Get LISNews via email! Enter Your Email Address:
By Jeffrey Beall
Word-sense disambiguation is the ability of an online system to differentiate the different senses, or meanings, of words in online searching. Say for example that you need information on boxers, so you access an Internet search engine and enter "boxers" in the search box. The search engine then finds documents that contain the word "boxers" and returns those documents to you as search results.
You probably already see the problem here -- the word "boxers" is a homonym with several different meanings, and the search engine doesn’t know which meaning you want. Boxers are a breed of dog, a category of athlete, and a kind of men’s garment. It’s also the possessive of a surname, as in "Barbara Boxer’s bill …" Finally, boxers were those who participated in the Boxer Rebellion in China from 1899 to 1901. There may be additional meanings.

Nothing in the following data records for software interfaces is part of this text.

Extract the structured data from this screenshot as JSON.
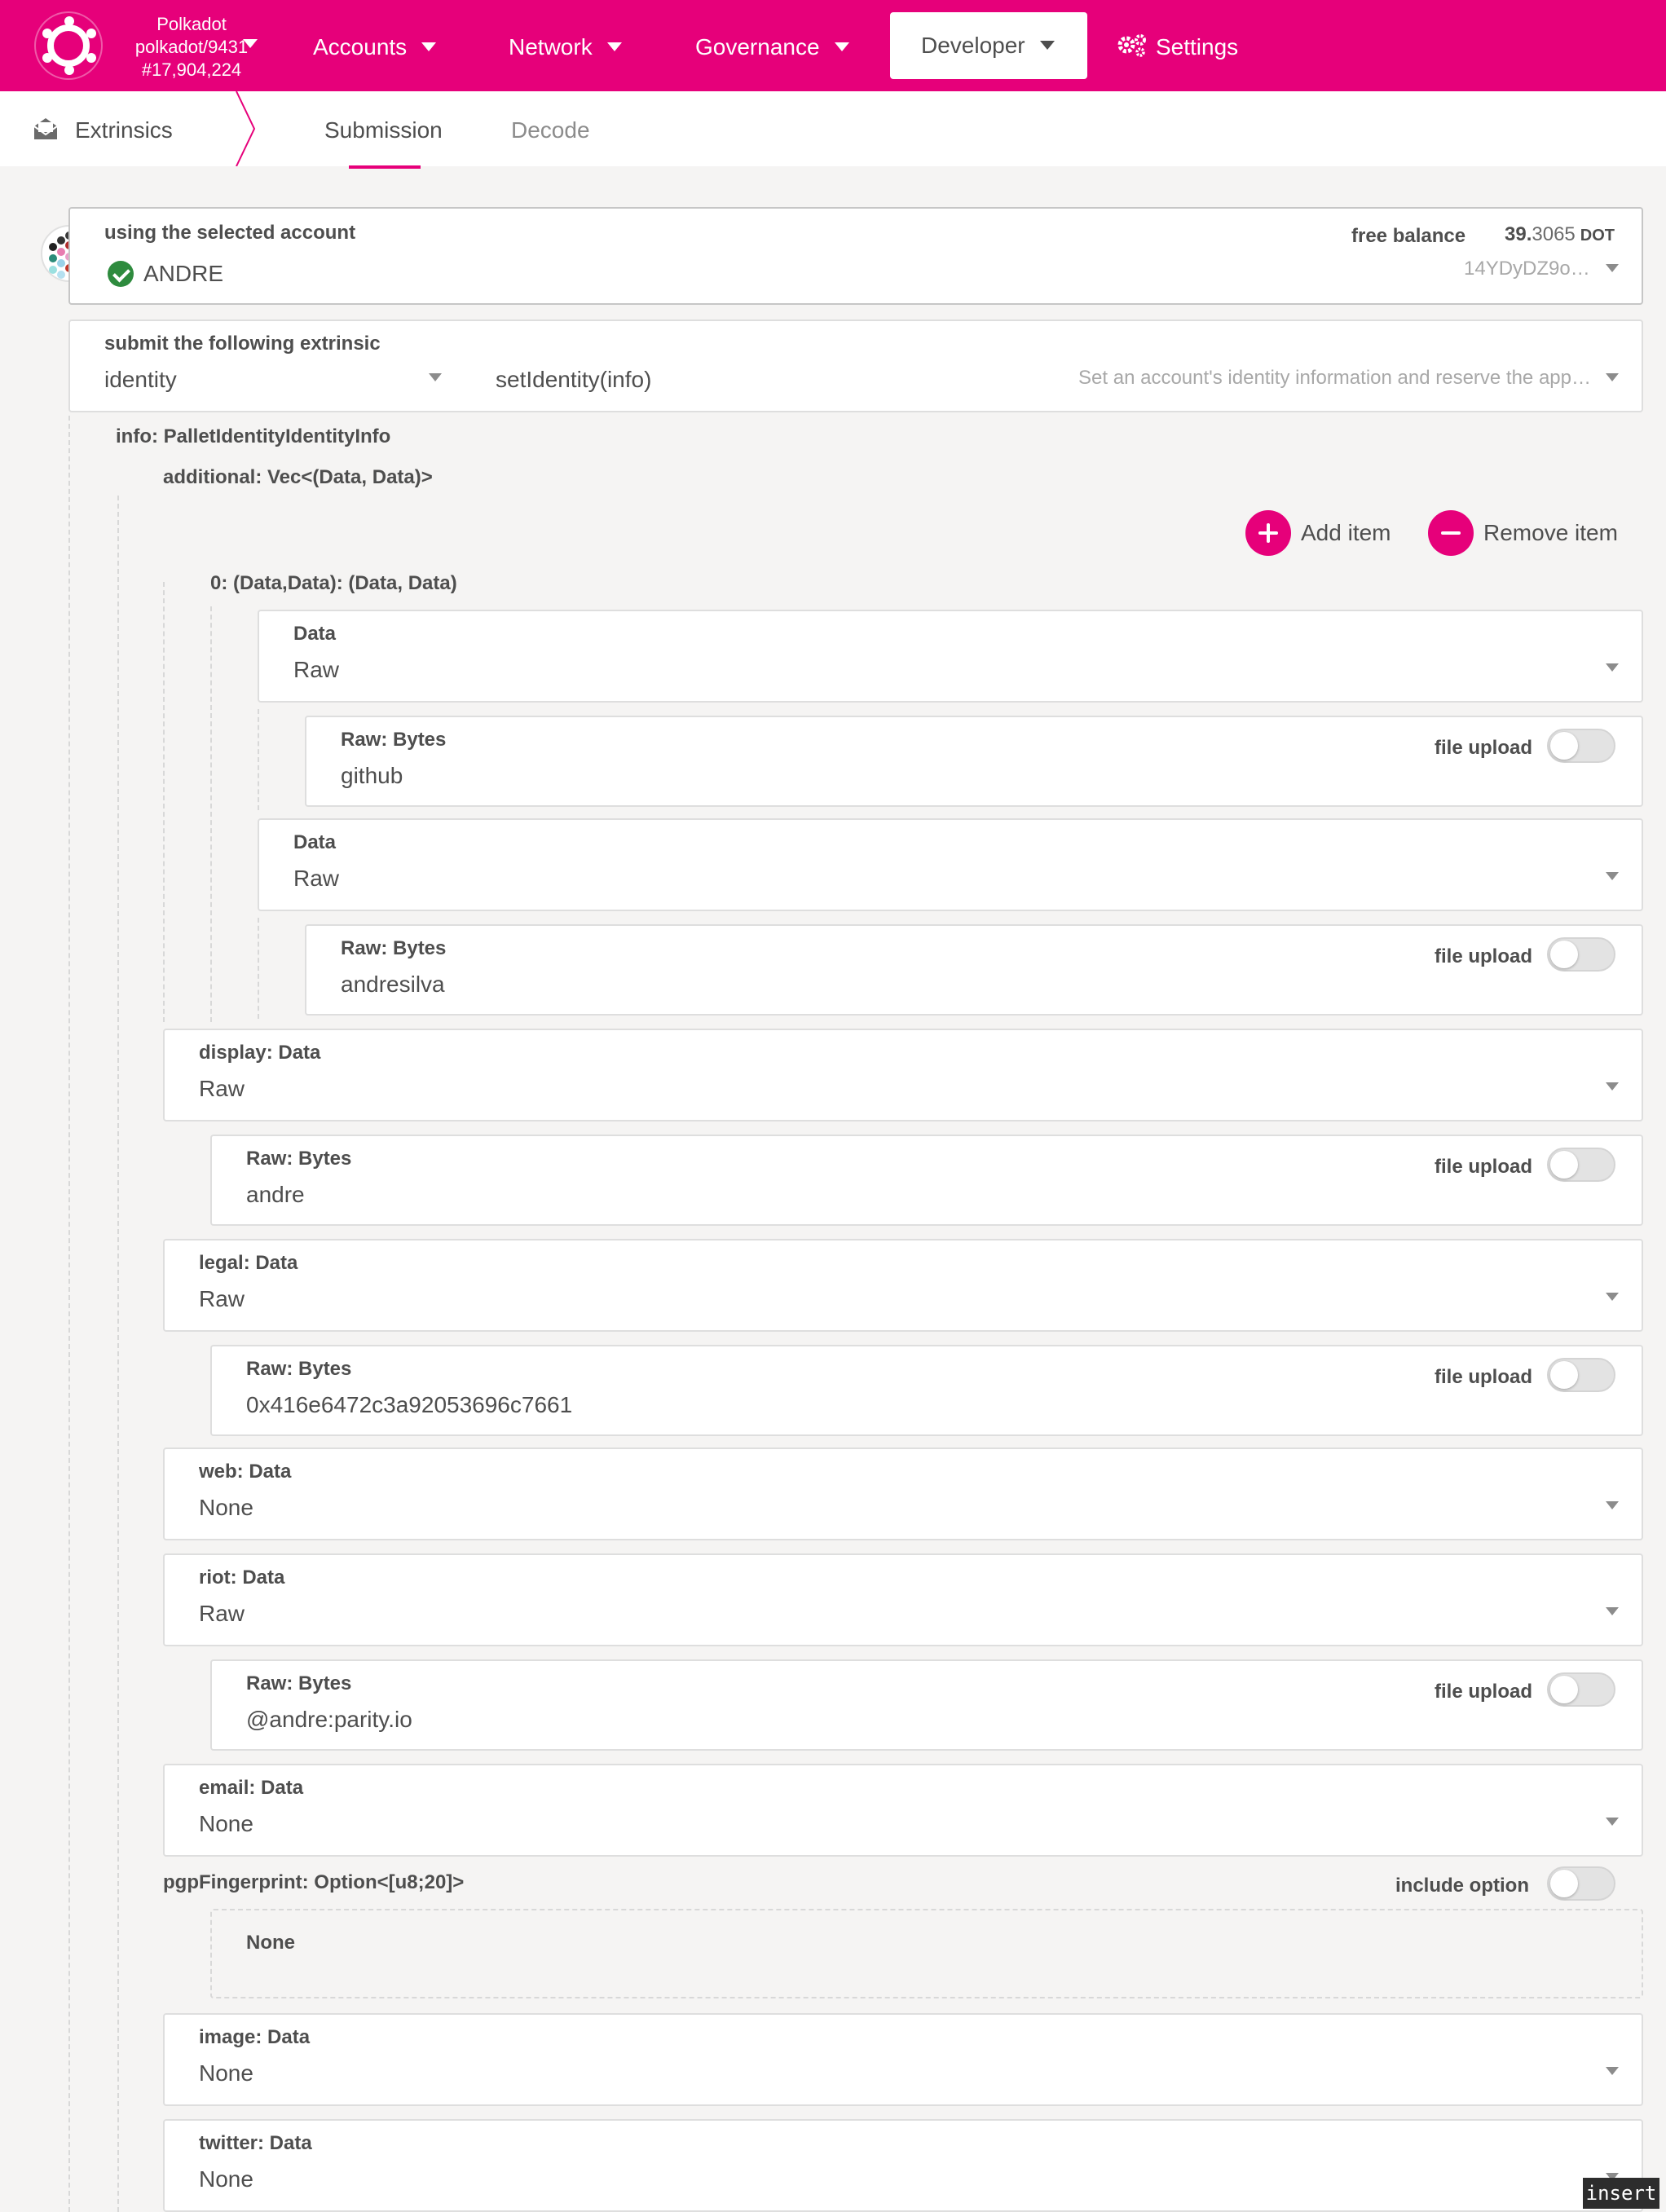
{
  "topnav": {
    "chain_name": "Polkadot",
    "chain_version": "polkadot/9431",
    "block_number": "#17,904,224",
    "menu": [
      {
        "label": "Accounts"
      },
      {
        "label": "Network"
      },
      {
        "label": "Governance"
      },
      {
        "label": "Developer"
      },
      {
        "label": "Settings"
      }
    ],
    "active_menu": "Developer"
  },
  "subnav": {
    "section": "Extrinsics",
    "tabs": [
      {
        "label": "Submission"
      },
      {
        "label": "Decode"
      }
    ],
    "active_tab": "Submission"
  },
  "account": {
    "label": "using the selected account",
    "name": "ANDRE",
    "balance_label": "free balance",
    "balance_int": "39.",
    "balance_dec": "3065",
    "balance_unit": "DOT",
    "address": "14YDyDZ9o…"
  },
  "extrinsic": {
    "label": "submit the following extrinsic",
    "pallet": "identity",
    "call": "setIdentity(info)",
    "description": "Set an account's identity information and reserve the app…"
  },
  "params": {
    "info_label": "info: PalletIdentityIdentityInfo",
    "additional_label": "additional: Vec<(Data, Data)>",
    "add_item": "Add item",
    "remove_item": "Remove item",
    "tuple_label": "0: (Data,Data): (Data, Data)",
    "data_label": "Data",
    "raw_bytes_label": "Raw: Bytes",
    "file_upload": "file upload",
    "raw": "Raw",
    "none": "None",
    "tuple_first_value": "github",
    "tuple_second_value": "andresilva",
    "display_label": "display: Data",
    "display_value": "andre",
    "legal_label": "legal: Data",
    "legal_value": "0x416e6472c3a92053696c7661",
    "web_label": "web: Data",
    "riot_label": "riot: Data",
    "riot_value": "@andre:parity.io",
    "email_label": "email: Data",
    "pgp_label": "pgpFingerprint: Option<[u8;20]>",
    "include_option": "include option",
    "image_label": "image: Data",
    "twitter_label": "twitter: Data"
  },
  "status": {
    "insert_mode": "insert"
  },
  "colors": {
    "brand": "#e6007a",
    "success": "#2e8b3e"
  }
}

Information retrieval in libraries has transitioned from the high precision and recall that legacy library systems offered to the probabilistic and linguistic free-for-all that internet search engines now provide. One of the great values of legacy library databases was that they effectively handled polysemy -- the ability of a term to have multiple meanings -- in searching. Because online searching needs word-sense disambiguation to be effective and precise, it’s important for all librarians to understand the problem and its solutions.
Traditional library systems deal with word-sense disambiguation deterministically. Controlled vocabularies, such as the Library of Congress Subject Headings (LCSH), artificially force multiple concepts known by the same word to be expressed differently and unambiguously in metadata.
Take the word "poles" for example. It can mean a tall, thin structure, such as a light pole, and it can mean people from Poland. To separate these concepts out, LCSH creates metadata records that use "Poles (Engineering)" and "Polish people" to name the two concepts, instead of the ambiguous "poles." In this way, it eliminates the ambiguity and creates unique headings for each concept. In the past this disambiguation has been known as an element of "authority control," but I hesitate to use that term because it makes some people instantly stop reading. The term "word-sense disambiguation" comes from information science and has become the more current term for this aspect of authority control.
Disambiguation in databases is directly related to the concept of search precision. Precision here is the proportion of relevant items retrieved in a search to the total number of items retrieved in the search. For example, you may search "tanks" to get information about military tanks, but if your search results are mainly about water or fuel tanks, the search suffers from low precision. Ideally, databases should only include relevant hits in search results.
There are several solutions to the homonym problem, and each has its advantages and weaknesses. First, users themselves often solve the problem by adding additional words to their search terms. For example, if you are looking for information about cookies, that is, the files that some web sites put on your computer, you might enter "cookies computers" to increase the precision of the search. Similarly, if you are searching for information on edible cookies, you might enter "cookies recipes" to eliminate many of the hits that deal with computer cookies.
-- Vendor Databases
Second, some library vendor databases, such as Ebsco’s Academic Search Premier, attempt to algorithmically separate out search results by concept when the searcher enters a homonym as a search term. Usually this works by the system generating a column with links grouped by subject. For example, a search on boxers might generate a link to "Boxing (Sports)" and "Boxers (Dogs)." The problem with this approach is that is a probabilistic guess that the search engine makes, and these guesses are often wrong. They only work to a certain level of accuracy.
-- Other Algorithmic Approaches
Third, much research has been carried out on word-sense disambiguation in large textual corpora. This solution is expensive to set up, but after the programming is done it’s cheap to re-use it. Much of this type of word-sense disambiguation is done using ontologies (mappings of concepts and relationships), so it works best when it’s limited to a specific domain or area of study, such as mathematics, for example. This approach also is probabilistic and is therefore always less than 100% accurate.
-- Legacy Library Systems
The final approach is the one used in legacy library systems such as online library catalogs. For example, the fields of psychology and chemistry each use the term sublimation to mean two different things. In psychology, according to WordNetWeb, it means "modifying the natural expression of an impulse or instinct … to one that is socially acceptable." In chemistry, the term refers to a change from solid to gas without passing through a liquid phase. In LCSH, these terms are differentiated using glosses:
Of course, the weakness of this authority control approach (oops, I said it again) is that it requires humans to perform the indexing, so the process is often too expensive for large databases. Ultimately, the most successful solution may be one that incorporates the best of both manual and algorithmic processes such as automated processes that use manually-created authority records to carry out the disambiguation.
Word sense disambiguation is an important and crucial element of online information retrieval because it saves a searcher’s time and because it increases search precision. As online databases grow exponentially in size, word-sense disambiguation will garner more attention among library and information scientists, who will improve existing solutions and who will develop new solutions. Library users and online searchers will come to benefit from the greater search precision that word-sense disambiguation provides.
Jeffrey Beall is Metadata Librarian at the University of Colorado Denver.